■ WORK INSTRUCTIONS ■
Your answer must match the records word for word and contain no pictures.

■ RECORDS ■

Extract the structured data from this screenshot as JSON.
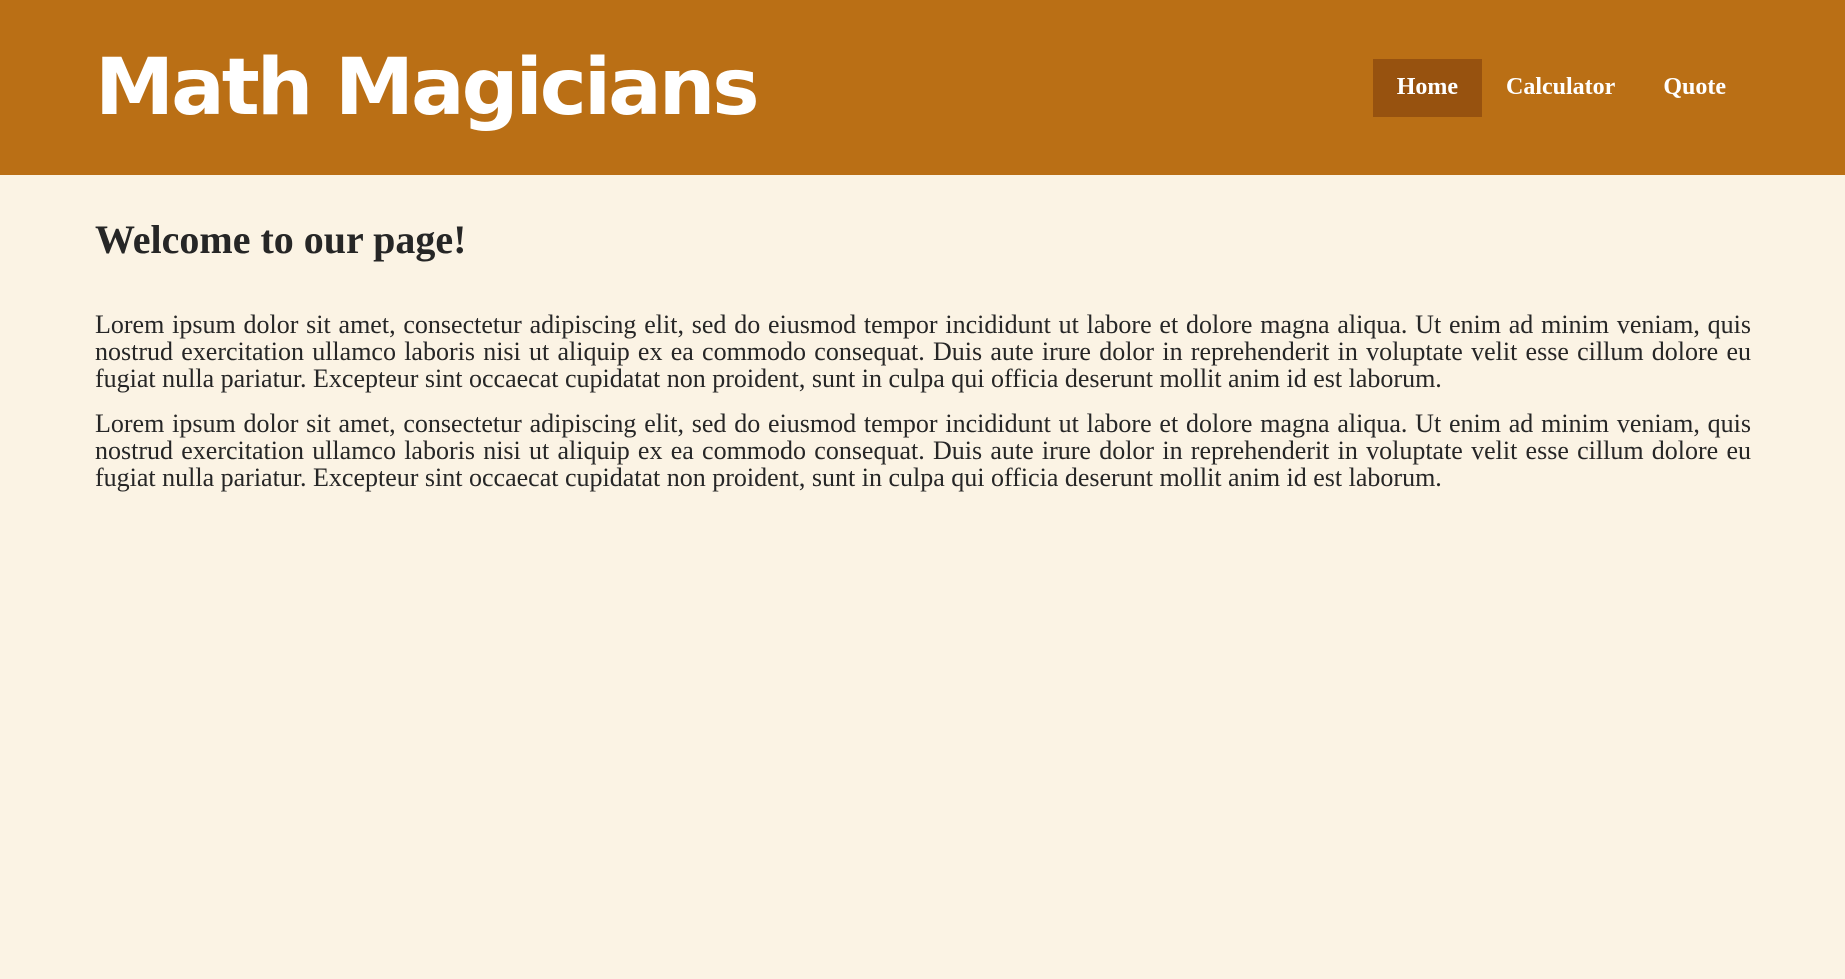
{
  "header": {
    "brand": "Math Magicians",
    "nav": [
      {
        "label": "Home",
        "active": true
      },
      {
        "label": "Calculator",
        "active": false
      },
      {
        "label": "Quote",
        "active": false
      }
    ]
  },
  "main": {
    "title": "Welcome to our page!",
    "paragraphs": [
      "Lorem ipsum dolor sit amet, consectetur adipiscing elit, sed do eiusmod tempor incididunt ut labore et dolore magna aliqua. Ut enim ad minim veniam, quis nostrud exercitation ullamco laboris nisi ut aliquip ex ea commodo consequat. Duis aute irure dolor in reprehenderit in voluptate velit esse cillum dolore eu fugiat nulla pariatur. Excepteur sint occaecat cupidatat non proident, sunt in culpa qui officia deserunt mollit anim id est laborum.",
      "Lorem ipsum dolor sit amet, consectetur adipiscing elit, sed do eiusmod tempor incididunt ut labore et dolore magna aliqua. Ut enim ad minim veniam, quis nostrud exercitation ullamco laboris nisi ut aliquip ex ea commodo consequat. Duis aute irure dolor in reprehenderit in voluptate velit esse cillum dolore eu fugiat nulla pariatur. Excepteur sint occaecat cupidatat non proident, sunt in culpa qui officia deserunt mollit anim id est laborum."
    ]
  },
  "colors": {
    "header_background": "#ba6f15",
    "active_nav_background": "#97520f",
    "page_background": "#fbf3e4",
    "text": "#262626",
    "header_text": "#ffffff"
  }
}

■ RESPONSE ■
Extract the structured data from this screenshot as JSON.
{
  "header": {
    "brand": "Math Magicians",
    "nav": [
      {
        "label": "Home",
        "active": true
      },
      {
        "label": "Calculator",
        "active": false
      },
      {
        "label": "Quote",
        "active": false
      }
    ]
  },
  "main": {
    "title": "Welcome to our page!",
    "paragraphs": [
      "Lorem ipsum dolor sit amet, consectetur adipiscing elit, sed do eiusmod tempor incididunt ut labore et dolore magna aliqua. Ut enim ad minim veniam, quis nostrud exercitation ullamco laboris nisi ut aliquip ex ea commodo consequat. Duis aute irure dolor in reprehenderit in voluptate velit esse cillum dolore eu fugiat nulla pariatur. Excepteur sint occaecat cupidatat non proident, sunt in culpa qui officia deserunt mollit anim id est laborum.",
      "Lorem ipsum dolor sit amet, consectetur adipiscing elit, sed do eiusmod tempor incididunt ut labore et dolore magna aliqua. Ut enim ad minim veniam, quis nostrud exercitation ullamco laboris nisi ut aliquip ex ea commodo consequat. Duis aute irure dolor in reprehenderit in voluptate velit esse cillum dolore eu fugiat nulla pariatur. Excepteur sint occaecat cupidatat non proident, sunt in culpa qui officia deserunt mollit anim id est laborum."
    ]
  },
  "colors": {
    "header_background": "#ba6f15",
    "active_nav_background": "#97520f",
    "page_background": "#fbf3e4",
    "text": "#262626",
    "header_text": "#ffffff"
  }
}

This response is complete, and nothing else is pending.